I would challenge anyone to say that Christ's persecutors were merely trying to criticize what he was saying. When He says that people will persecute you like they did Me, it looks more like the provided definition not what we have made it look like here in the west.

Anonymous said...

I get the authors point and in large part agree. I just think he overemphasizes the world's perspective and sums that up to why the Church is not being progressive in the culture.

Scripture paints a whole different picture as I posted earlier. We should expect any culture to dislike people who tell them they are sinners in need of God's grace, idol worshipers who need to worship the true God and adulterers to the Lord which made them. As I said this before, it has to be out of love and not elitism...but I believe this pendulum has swung a bit too much as of the last ten years.

Looking at the American Church culture, you have the seeker sensitive church which wont share the truth of the Gospel. These churches often care more about public opinion than they do speaking the truth.

Then you have these anti-seeker sensitive churches which are built off of not seeming like a church, yet are equally as sensitive to public opinion. They try to be hip (aka culturally liberal) and use terms as "Missional" as if other churches aren't because they operate in a different fashion.

The simple fact is that we should expect the culture to dislike us. To point to Jesus followers and discredit them by saying "You aren't perfect like Jesus'". Well...duh. That's the point. The beauty of Christ is that he loved the Church with all its flaws. We shouldn't expect non-believers equally to love the Church like Christ does.

I think the anti-church church crowd is not much more different than the seeker-sensitive ones in many cases. Both talk a big game, but are both useless to the people they seek to reach if they are not seeing growth to the Kingdom of Christ and a Spirit-filled congregation surface.

Seth McBee said...

Anonymous. we know each other?

The reason I ask this is because if you really want to speak about these things, which are important, merely posting anonymous comments on my blog is an odd way to go about it.

If, on the other hand, you just want to make points and not get into real discussion on the issue, then I understand why you don't want to let me know who you are or speak about this in more depth.


Anonymous said...

I don't think I know you. I ran across your blog because I was searching for a commentary on the Book of Jude.

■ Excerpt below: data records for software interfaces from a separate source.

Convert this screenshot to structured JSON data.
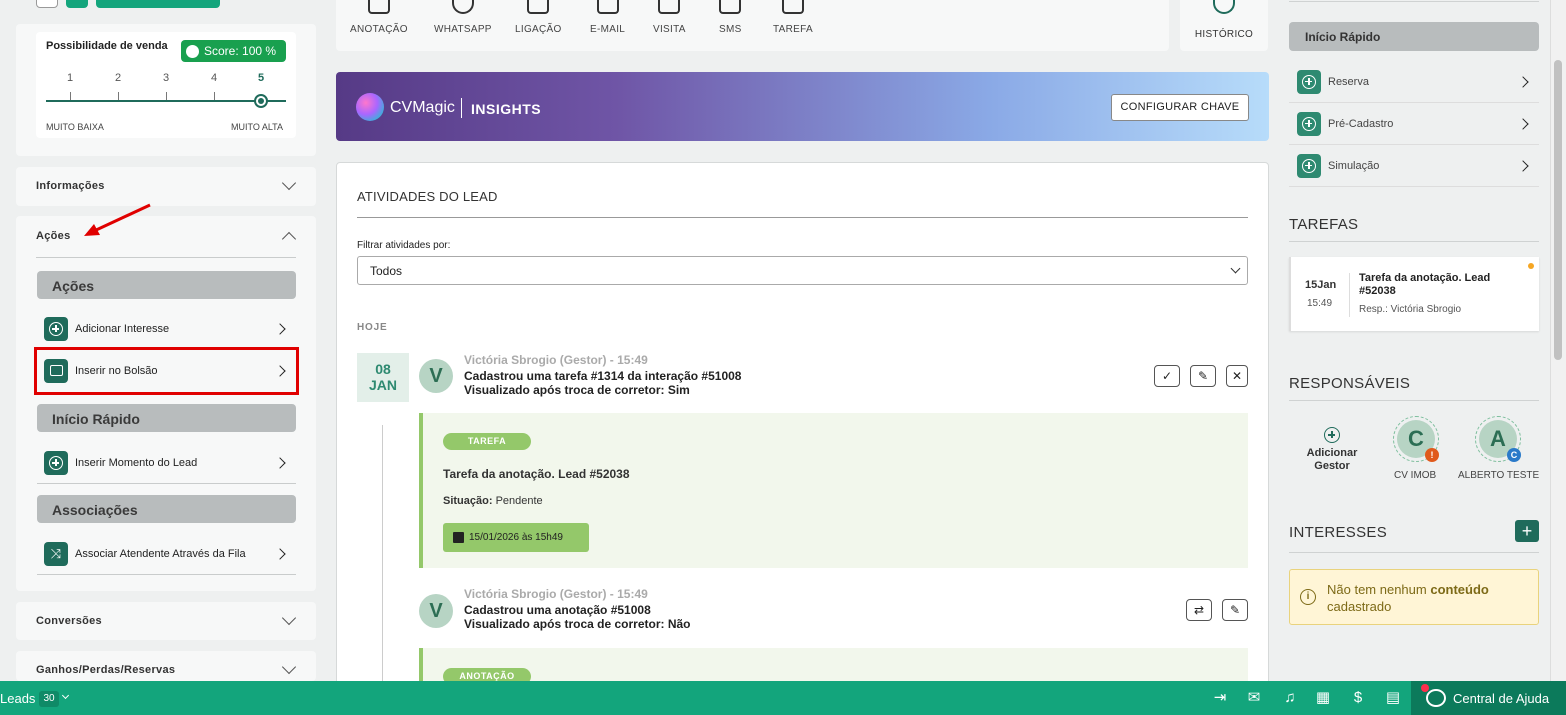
{
  "sale_possibility": {
    "title": "Possibilidade de venda",
    "score_label": "Score: 100 %",
    "scale": [
      "1",
      "2",
      "3",
      "4",
      "5"
    ],
    "low_label": "MUITO BAIXA",
    "high_label": "MUITO ALTA",
    "level": 5
  },
  "left": {
    "info_label": "Informações",
    "acoes_label": "Ações",
    "group_acoes": "Ações",
    "add_interest": "Adicionar Interesse",
    "insert_pocket": "Inserir no Bolsão",
    "group_quick": "Início Rápido",
    "insert_moment": "Inserir Momento do Lead",
    "group_assoc": "Associações",
    "assoc_attendant": "Associar Atendente Através da Fila",
    "conversions": "Conversões",
    "gains": "Ganhos/Perdas/Reservas"
  },
  "toolbar": {
    "items": [
      "ANOTAÇÃO",
      "WHATSAPP",
      "LIGAÇÃO",
      "E-MAIL",
      "VISITA",
      "SMS",
      "TAREFA"
    ],
    "history": "HISTÓRICO"
  },
  "cvmagic": {
    "brand": "CVMagic",
    "insights": "INSIGHTS",
    "configure": "CONFIGURAR CHAVE"
  },
  "activities": {
    "title": "ATIVIDADES DO LEAD",
    "filter_label": "Filtrar atividades por:",
    "filter_value": "Todos",
    "today": "HOJE",
    "date_day": "08",
    "date_month": "JAN",
    "item1": {
      "author": "Victória Sbrogio (Gestor) - 15:49",
      "line1": "Cadastrou uma tarefa #1314 da interação #51008",
      "line2": "Visualizado após troca de corretor:  Sim",
      "tag": "TAREFA",
      "task_title": "Tarefa da anotação. Lead #52038",
      "status_label": "Situação:",
      "status_value": "Pendente",
      "due": "15/01/2026 às 15h49"
    },
    "item2": {
      "author": "Victória Sbrogio (Gestor) - 15:49",
      "line1": "Cadastrou uma anotação #51008",
      "line2": "Visualizado após troca de corretor:  Não",
      "tag": "ANOTAÇÃO"
    },
    "avatar_letter": "V"
  },
  "right": {
    "quick_start": "Início Rápido",
    "reserva": "Reserva",
    "pre_cadastro": "Pré-Cadastro",
    "simulacao": "Simulação",
    "tasks_title": "TAREFAS",
    "task_day": "15Jan",
    "task_time": "15:49",
    "task_text": "Tarefa da anotação. Lead #52038",
    "task_resp": "Resp.: Victória Sbrogio",
    "resp_title": "RESPONSÁVEIS",
    "add_manager": "Adicionar Gestor",
    "resp1_letter": "C",
    "resp1_name": "CV IMOB",
    "resp2_letter": "A",
    "resp2_name": "ALBERTO TESTE",
    "interests_title": "INTERESSES",
    "no_interest_a": "Não tem nenhum ",
    "no_interest_b": "conteúdo",
    "no_interest_c": "cadastrado"
  },
  "bottombar": {
    "leads": "Leads",
    "count": "30",
    "help": "Central de Ajuda"
  },
  "colors": {
    "green": "#13a57c",
    "dark_green": "#1f6b5b",
    "purple": "#5b3d8f",
    "highlight": "#e00000"
  }
}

I think it is the beauty of cyberspace for someone like you to post a belief or point of view out there for everyone to read. Equally, you should expect people to post counter-perspectives publically without running to the "let's private email about it" card. That says to me that you feel threatened about the conversation.

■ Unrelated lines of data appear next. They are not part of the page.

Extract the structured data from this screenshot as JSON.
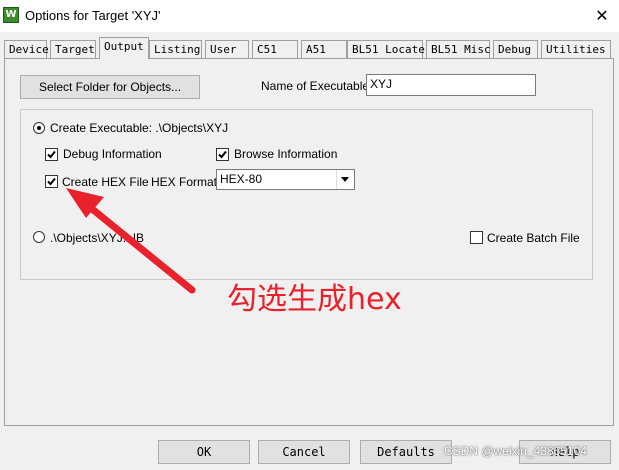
{
  "window": {
    "title": "Options for Target 'XYJ'",
    "app_icon": "keil-uvision-icon",
    "app_icon_glyph": "W",
    "close_glyph": "✕"
  },
  "tabs": [
    {
      "label": "Device",
      "active": false
    },
    {
      "label": "Target",
      "active": false
    },
    {
      "label": "Output",
      "active": true
    },
    {
      "label": "Listing",
      "active": false
    },
    {
      "label": "User",
      "active": false
    },
    {
      "label": "C51",
      "active": false
    },
    {
      "label": "A51",
      "active": false
    },
    {
      "label": "BL51 Locate",
      "active": false
    },
    {
      "label": "BL51 Misc",
      "active": false
    },
    {
      "label": "Debug",
      "active": false
    },
    {
      "label": "Utilities",
      "active": false
    }
  ],
  "output": {
    "select_folder_label": "Select Folder for Objects...",
    "name_of_executable_label": "Name of Executable:",
    "name_of_executable_value": "XYJ",
    "create_executable_label": "Create Executable:  .\\Objects\\XYJ",
    "create_executable_selected": true,
    "debug_information_label": "Debug Information",
    "debug_information_checked": true,
    "browse_information_label": "Browse Information",
    "browse_information_checked": true,
    "create_hex_label": "Create HEX File",
    "create_hex_checked": true,
    "hex_format_label": "HEX Format:",
    "hex_format_value": "HEX-80",
    "create_library_label": ".\\Objects\\XYJ.LIB",
    "create_library_selected": false,
    "create_batch_label": "Create Batch File",
    "create_batch_checked": false
  },
  "annotation": {
    "text": "勾选生成hex",
    "color": "#e8212b"
  },
  "buttons": {
    "ok": "OK",
    "cancel": "Cancel",
    "defaults": "Defaults",
    "help": "Help"
  },
  "watermark": "CSDN @weixin_43865104"
}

Notice above, I have stayed on topic and have not gone to the classic internet character attacks and the like. I am merely posting a different perspective. If you don't want to engage in this form of dialogue, maybe it is best to make your blog private to subscribers only?

It's just part of the game. I simply think your POV is wrong in this article. I believe that we shouldn't seek to be loved by the culture, but should be bold to declare the truth of Jesus despite ridicule and whatnot. Gandhi doesn't hold any more weight to me than my neighbor down the street because we are all equally valuable to Jesus eyes. My neighbor down the street would say similiar things, yet he doesn't fully know the character and person of Jesus.

As I said before, this personal guilt trip (which is heavy on your posts in this blog) about not being the "right" type of Christians often takes away from our true Identity as Christians (despite our flaws). Should we seek to be more like Jesus?....dare I say, more Holy? Yes. Should we be astonished that a segment of the culture around us despises, detests and rejects us? No...reading the Epistles is clear example of this very thing.

But that is just my opinion. If you are bold enough to post a POV publically, I would love to have a dialogue with you publically. May the marketplace of ideas be out there for everyone to see.

Anthony Bell said...

wow. i've been praying for more humility. thanks for the insight.

Related Posts with Thumbnails